__WHAT YOU WILL DO__:
Please restate the data that follows word for word, with the pictures left out.
Content starts
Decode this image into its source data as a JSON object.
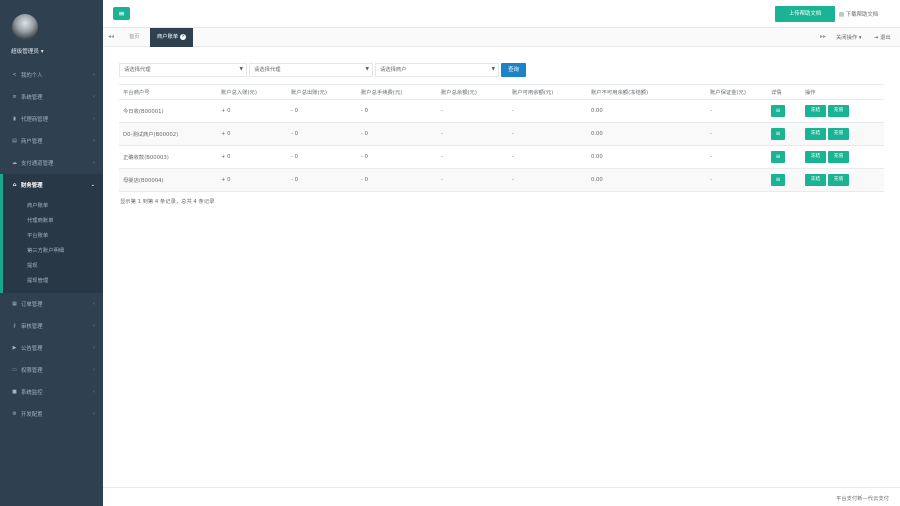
{
  "sidebar": {
    "admin_name": "超级管理员 ▾",
    "nav": [
      {
        "name": "nav-profile",
        "icon": "share-icon",
        "glyph": "<",
        "label": "我的个人"
      },
      {
        "name": "nav-system",
        "icon": "sliders-icon",
        "glyph": "≡",
        "label": "系统管理"
      },
      {
        "name": "nav-agent",
        "icon": "bookmark-icon",
        "glyph": "▮",
        "label": "代理商管理"
      },
      {
        "name": "nav-merchant",
        "icon": "card-icon",
        "glyph": "▤",
        "label": "商户管理"
      },
      {
        "name": "nav-payment",
        "icon": "cloud-icon",
        "glyph": "☁",
        "label": "支付通道管理"
      }
    ],
    "active_nav": {
      "icon": "bank-icon",
      "glyph": "⌂",
      "label": "财务管理"
    },
    "submenu": [
      "商户账单",
      "代理商账单",
      "平台账单",
      "第三方账户明细",
      "提现",
      "提现管理"
    ],
    "nav_bottom": [
      {
        "name": "nav-order",
        "icon": "list-icon",
        "glyph": "▦",
        "label": "订单管理"
      },
      {
        "name": "nav-audit",
        "icon": "key-icon",
        "glyph": "⚷",
        "label": "审核管理"
      },
      {
        "name": "nav-notice",
        "icon": "bullhorn-icon",
        "glyph": "▶",
        "label": "公告管理"
      },
      {
        "name": "nav-permission",
        "icon": "monitor-icon",
        "glyph": "▭",
        "label": "权限管理"
      },
      {
        "name": "nav-monitor",
        "icon": "video-icon",
        "glyph": "■",
        "label": "系统监控"
      },
      {
        "name": "nav-dev",
        "icon": "gear-icon",
        "glyph": "⚙",
        "label": "开发配置"
      }
    ]
  },
  "header": {
    "toggle_glyph": "≡",
    "upload_label": "上传帮助文档",
    "download_label": "▤ 下载帮助文档"
  },
  "tabs": {
    "home": "首页",
    "active": "商户账单",
    "close_glyph": "×",
    "ops": "关闭操作 ▾",
    "exit": "⇥ 退出"
  },
  "filters": {
    "agent1": "请选择代理",
    "agent2": "请选择代理",
    "merchant": "请选择商户",
    "query": "查询"
  },
  "table": {
    "headers": [
      "平台商户号",
      "账户总入账(元)",
      "账户总出账(元)",
      "账户总手续费(元)",
      "账户总余额(元)",
      "账户可用余额(元)",
      "账户不可用余额(冻结额)",
      "账户保证金(元)",
      "详情",
      "操作"
    ],
    "rows": [
      [
        "今日收(B00001)",
        "+ 0",
        "- 0",
        "- 0",
        "-",
        "-",
        "0.00",
        "-"
      ],
      [
        "D0-测试商户(B00002)",
        "+ 0",
        "- 0",
        "- 0",
        "-",
        "-",
        "0.00",
        "-"
      ],
      [
        "正确收款(B00003)",
        "+ 0",
        "- 0",
        "- 0",
        "-",
        "-",
        "0.00",
        "-"
      ],
      [
        "母婴店(B00004)",
        "+ 0",
        "- 0",
        "- 0",
        "-",
        "-",
        "0.00",
        "-"
      ]
    ],
    "detail_glyph": "≡",
    "op_freeze": "冻结",
    "op_recharge": "充值"
  },
  "pager": {
    "info": "显示第 1 到第 4 条记录，总共 4 条记录"
  },
  "footer": {
    "text": "平台支付新—代云支付"
  },
  "colors": {
    "accent": "#1ab394",
    "sidebar": "#2f4050",
    "query": "#1c84c6"
  }
}
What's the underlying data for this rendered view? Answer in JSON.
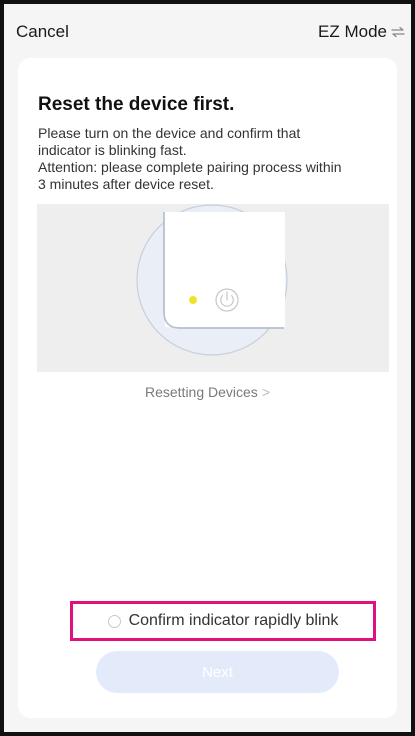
{
  "header": {
    "cancel_label": "Cancel",
    "mode_label": "EZ Mode",
    "mode_icon": "swap-arrows-icon"
  },
  "main": {
    "title": "Reset the device first.",
    "description_lines": [
      "Please turn on the device and confirm that",
      "indicator is blinking fast.",
      "Attention: please complete pairing process within",
      "3 minutes after device reset."
    ],
    "illustration": {
      "indicator_color": "#f2e12c",
      "icons": [
        "device-corner-illustration",
        "power-icon",
        "indicator-light-icon"
      ]
    },
    "reset_link_label": "Resetting Devices",
    "reset_link_chevron": ">",
    "confirm_label": "Confirm indicator rapidly blink",
    "confirm_checked": false,
    "next_label": "Next",
    "next_enabled": false
  },
  "colors": {
    "highlight_border": "#e0117f",
    "next_button_bg": "#e3ebfb",
    "frame_bg": "#f5f5f5",
    "card_bg": "#ffffff"
  }
}
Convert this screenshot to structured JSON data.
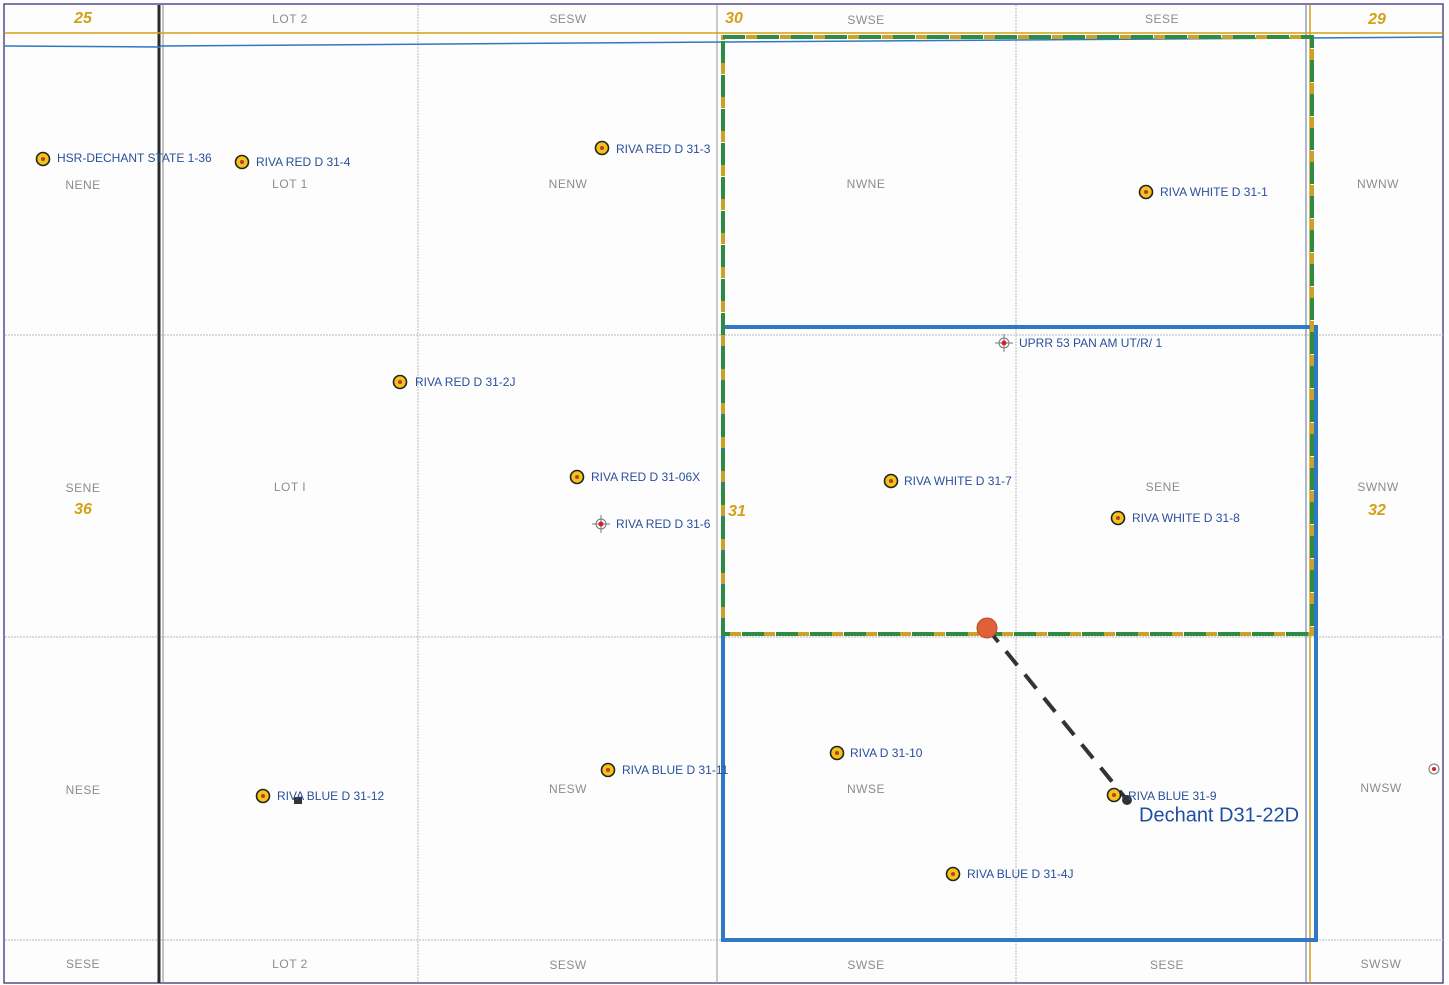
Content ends
__WRITTEN ANSWER__:
Decode this image into its source data as a JSON object.
{
  "sidebar": {
    "admin_name": "超级管理员 ▾",
    "nav": [
      {
        "name": "nav-profile",
        "icon": "share-icon",
        "glyph": "<",
        "label": "我的个人"
      },
      {
        "name": "nav-system",
        "icon": "sliders-icon",
        "glyph": "≡",
        "label": "系统管理"
      },
      {
        "name": "nav-agent",
        "icon": "bookmark-icon",
        "glyph": "▮",
        "label": "代理商管理"
      },
      {
        "name": "nav-merchant",
        "icon": "card-icon",
        "glyph": "▤",
        "label": "商户管理"
      },
      {
        "name": "nav-payment",
        "icon": "cloud-icon",
        "glyph": "☁",
        "label": "支付通道管理"
      }
    ],
    "active_nav": {
      "icon": "bank-icon",
      "glyph": "⌂",
      "label": "财务管理"
    },
    "submenu": [
      "商户账单",
      "代理商账单",
      "平台账单",
      "第三方账户明细",
      "提现",
      "提现管理"
    ],
    "nav_bottom": [
      {
        "name": "nav-order",
        "icon": "list-icon",
        "glyph": "▦",
        "label": "订单管理"
      },
      {
        "name": "nav-audit",
        "icon": "key-icon",
        "glyph": "⚷",
        "label": "审核管理"
      },
      {
        "name": "nav-notice",
        "icon": "bullhorn-icon",
        "glyph": "▶",
        "label": "公告管理"
      },
      {
        "name": "nav-permission",
        "icon": "monitor-icon",
        "glyph": "▭",
        "label": "权限管理"
      },
      {
        "name": "nav-monitor",
        "icon": "video-icon",
        "glyph": "■",
        "label": "系统监控"
      },
      {
        "name": "nav-dev",
        "icon": "gear-icon",
        "glyph": "⚙",
        "label": "开发配置"
      }
    ]
  },
  "header": {
    "toggle_glyph": "≡",
    "upload_label": "上传帮助文档",
    "download_label": "▤ 下载帮助文档"
  },
  "tabs": {
    "home": "首页",
    "active": "商户账单",
    "close_glyph": "×",
    "ops": "关闭操作 ▾",
    "exit": "⇥ 退出"
  },
  "filters": {
    "agent1": "请选择代理",
    "agent2": "请选择代理",
    "merchant": "请选择商户",
    "query": "查询"
  },
  "table": {
    "headers": [
      "平台商户号",
      "账户总入账(元)",
      "账户总出账(元)",
      "账户总手续费(元)",
      "账户总余额(元)",
      "账户可用余额(元)",
      "账户不可用余额(冻结额)",
      "账户保证金(元)",
      "详情",
      "操作"
    ],
    "rows": [
      [
        "今日收(B00001)",
        "+ 0",
        "- 0",
        "- 0",
        "-",
        "-",
        "0.00",
        "-"
      ],
      [
        "D0-测试商户(B00002)",
        "+ 0",
        "- 0",
        "- 0",
        "-",
        "-",
        "0.00",
        "-"
      ],
      [
        "正确收款(B00003)",
        "+ 0",
        "- 0",
        "- 0",
        "-",
        "-",
        "0.00",
        "-"
      ],
      [
        "母婴店(B00004)",
        "+ 0",
        "- 0",
        "- 0",
        "-",
        "-",
        "0.00",
        "-"
      ]
    ],
    "detail_glyph": "≡",
    "op_freeze": "冻结",
    "op_recharge": "充值"
  },
  "pager": {
    "info": "显示第 1 到第 4 条记录，总共 4 条记录"
  },
  "footer": {
    "text": "平台支付新—代云支付"
  },
  "colors": {
    "accent": "#1ab394",
    "sidebar": "#2f4050",
    "query": "#1c84c6"
  }
}
What's the underlying data for this rendered view? Answer in JSON.
{
  "header": {
    "cancel_label": "Cancel",
    "mode_label": "EZ Mode",
    "mode_icon": "swap-arrows-icon"
  },
  "main": {
    "title": "Reset the device first.",
    "description_lines": [
      "Please turn on the device and confirm that",
      "indicator is blinking fast.",
      "Attention: please complete pairing process within",
      "3 minutes after device reset."
    ],
    "illustration": {
      "indicator_color": "#f2e12c",
      "icons": [
        "device-corner-illustration",
        "power-icon",
        "indicator-light-icon"
      ]
    },
    "reset_link_label": "Resetting Devices",
    "reset_link_chevron": ">",
    "confirm_label": "Confirm indicator rapidly blink",
    "confirm_checked": false,
    "next_label": "Next",
    "next_enabled": false
  },
  "colors": {
    "highlight_border": "#e0117f",
    "next_button_bg": "#e3ebfb",
    "frame_bg": "#f5f5f5",
    "card_bg": "#ffffff"
  }
}
Convert this screenshot to structured JSON data.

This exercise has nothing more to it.